## Your task
Leave the images out and repeat the data exactly as given.

## Dataset records
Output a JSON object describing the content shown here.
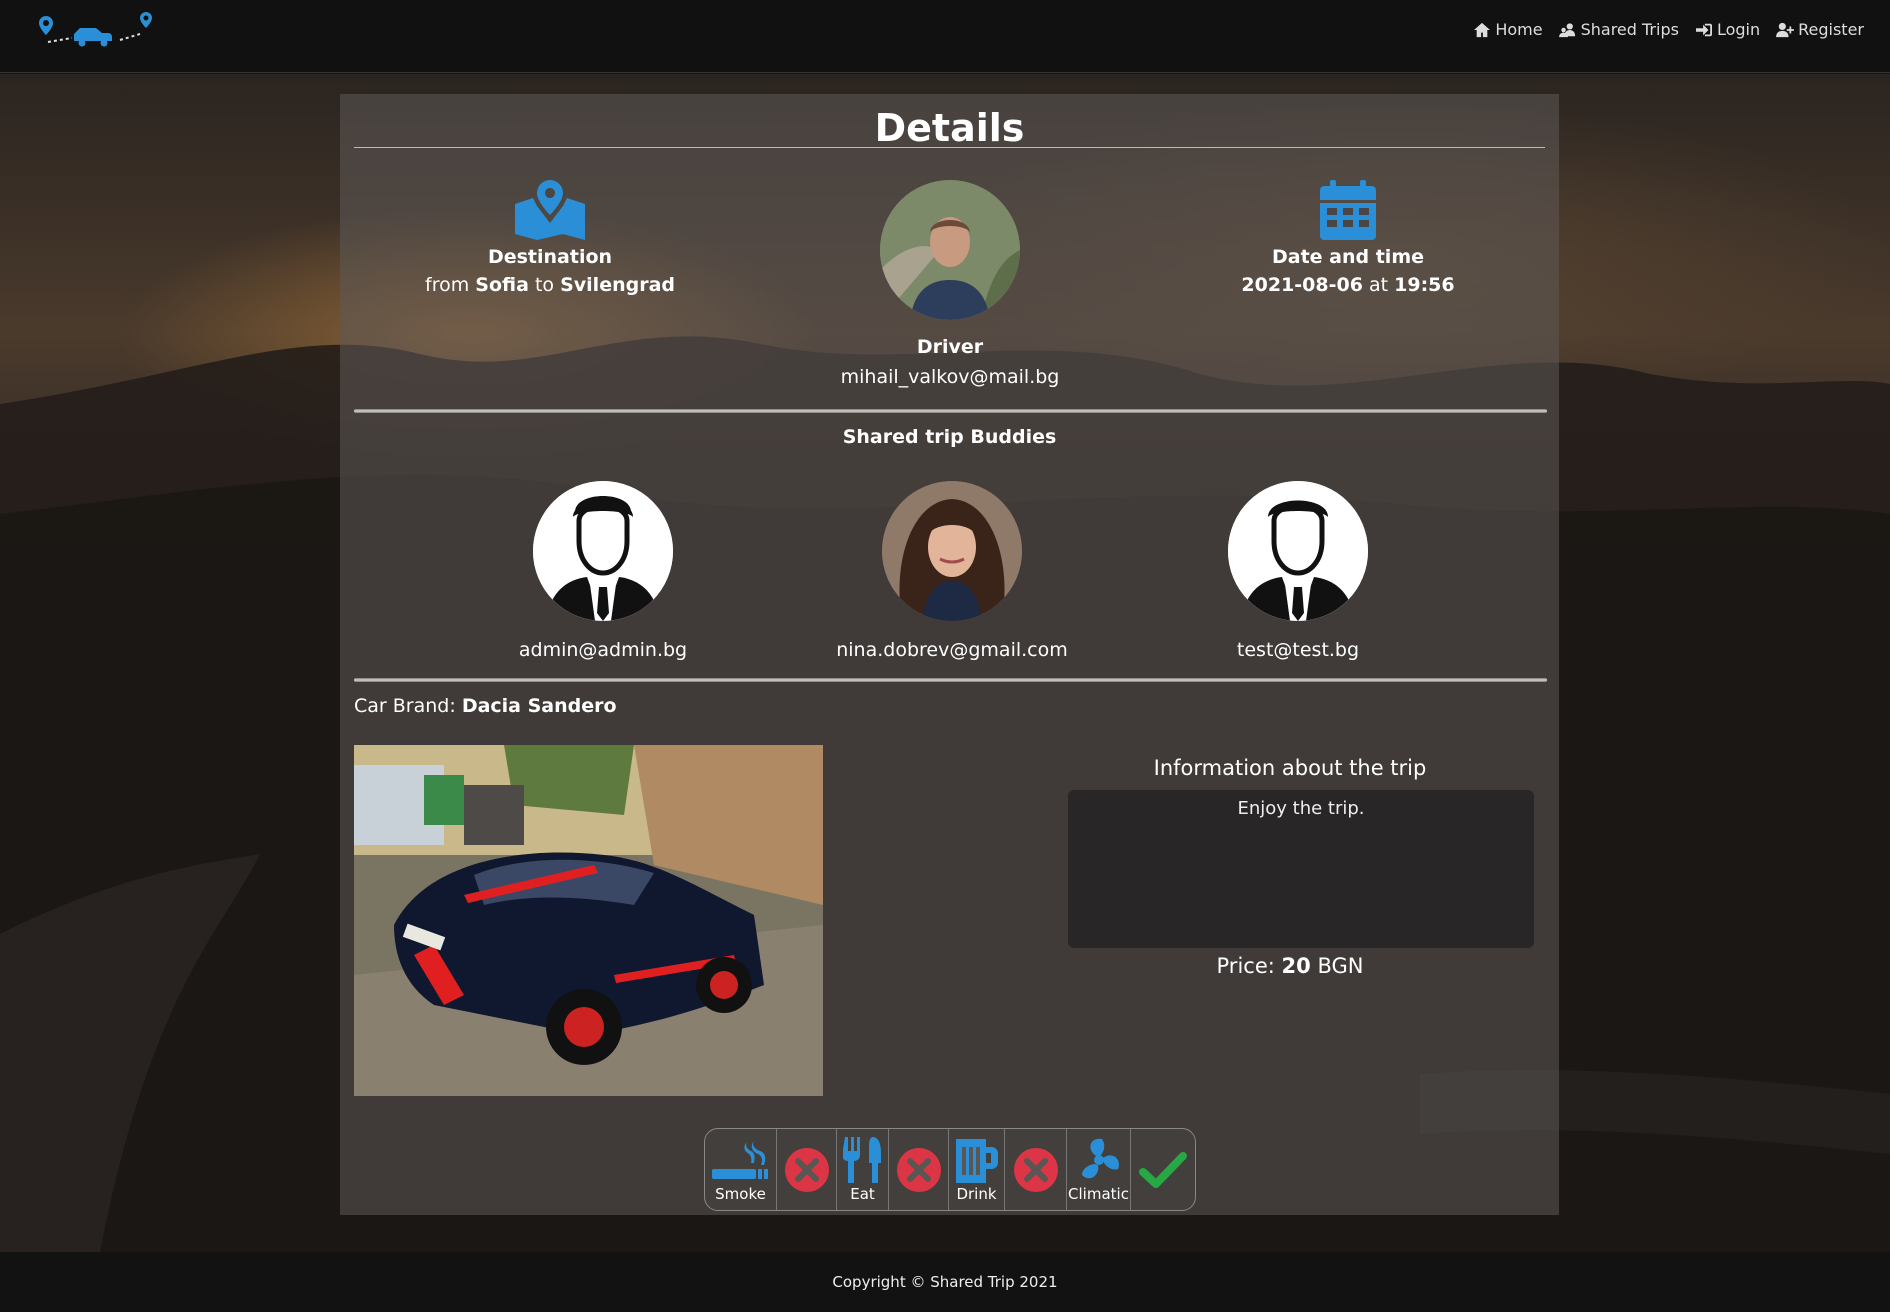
{
  "nav": {
    "logo_alt": "Shared Trip",
    "links": [
      {
        "label": "Home",
        "icon": "home-icon"
      },
      {
        "label": "Shared Trips",
        "icon": "users-icon"
      },
      {
        "label": "Login",
        "icon": "login-icon"
      },
      {
        "label": "Register",
        "icon": "user-plus-icon"
      }
    ]
  },
  "page": {
    "title": "Details"
  },
  "destination": {
    "heading": "Destination",
    "from_word": "from",
    "from": "Sofia",
    "to_word": "to",
    "to": "Svilengrad",
    "icon": "map-pin-icon"
  },
  "driver": {
    "heading": "Driver",
    "email": "mihail_valkov@mail.bg"
  },
  "datetime": {
    "heading": "Date and time",
    "date": "2021-08-06",
    "at_word": "at",
    "time": "19:56",
    "icon": "calendar-icon"
  },
  "buddies": {
    "title": "Shared trip Buddies",
    "items": [
      {
        "email": "admin@admin.bg",
        "avatar": "default-avatar"
      },
      {
        "email": "nina.dobrev@gmail.com",
        "avatar": "photo-avatar"
      },
      {
        "email": "test@test.bg",
        "avatar": "default-avatar"
      }
    ]
  },
  "car": {
    "label": "Car Brand:",
    "brand": "Dacia Sandero"
  },
  "info": {
    "title": "Information about the trip",
    "text": "Enjoy the trip.",
    "price_label": "Price:",
    "price_value": "20",
    "currency": "BGN"
  },
  "amenities": [
    {
      "label": "Smoke",
      "icon": "smoking-icon",
      "allowed": false
    },
    {
      "label": "Eat",
      "icon": "utensils-icon",
      "allowed": false
    },
    {
      "label": "Drink",
      "icon": "beer-icon",
      "allowed": false
    },
    {
      "label": "Climatic",
      "icon": "fan-icon",
      "allowed": true
    }
  ],
  "colors": {
    "accent_blue": "#2a8fd6",
    "denied_red": "#dc3545",
    "allowed_green": "#28a745"
  },
  "footer": {
    "text": "Copyright © Shared Trip 2021"
  }
}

## Solution
Output a JSON object describing the content shown here.
{
  "nav": {
    "logo_alt": "Shared Trip",
    "links": [
      {
        "label": "Home",
        "icon": "home-icon"
      },
      {
        "label": "Shared Trips",
        "icon": "users-icon"
      },
      {
        "label": "Login",
        "icon": "login-icon"
      },
      {
        "label": "Register",
        "icon": "user-plus-icon"
      }
    ]
  },
  "page": {
    "title": "Details"
  },
  "destination": {
    "heading": "Destination",
    "from_word": "from",
    "from": "Sofia",
    "to_word": "to",
    "to": "Svilengrad",
    "icon": "map-pin-icon"
  },
  "driver": {
    "heading": "Driver",
    "email": "mihail_valkov@mail.bg"
  },
  "datetime": {
    "heading": "Date and time",
    "date": "2021-08-06",
    "at_word": "at",
    "time": "19:56",
    "icon": "calendar-icon"
  },
  "buddies": {
    "title": "Shared trip Buddies",
    "items": [
      {
        "email": "admin@admin.bg",
        "avatar": "default-avatar"
      },
      {
        "email": "nina.dobrev@gmail.com",
        "avatar": "photo-avatar"
      },
      {
        "email": "test@test.bg",
        "avatar": "default-avatar"
      }
    ]
  },
  "car": {
    "label": "Car Brand:",
    "brand": "Dacia Sandero"
  },
  "info": {
    "title": "Information about the trip",
    "text": "Enjoy the trip.",
    "price_label": "Price:",
    "price_value": "20",
    "currency": "BGN"
  },
  "amenities": [
    {
      "label": "Smoke",
      "icon": "smoking-icon",
      "allowed": false
    },
    {
      "label": "Eat",
      "icon": "utensils-icon",
      "allowed": false
    },
    {
      "label": "Drink",
      "icon": "beer-icon",
      "allowed": false
    },
    {
      "label": "Climatic",
      "icon": "fan-icon",
      "allowed": true
    }
  ],
  "colors": {
    "accent_blue": "#2a8fd6",
    "denied_red": "#dc3545",
    "allowed_green": "#28a745"
  },
  "footer": {
    "text": "Copyright © Shared Trip 2021"
  }
}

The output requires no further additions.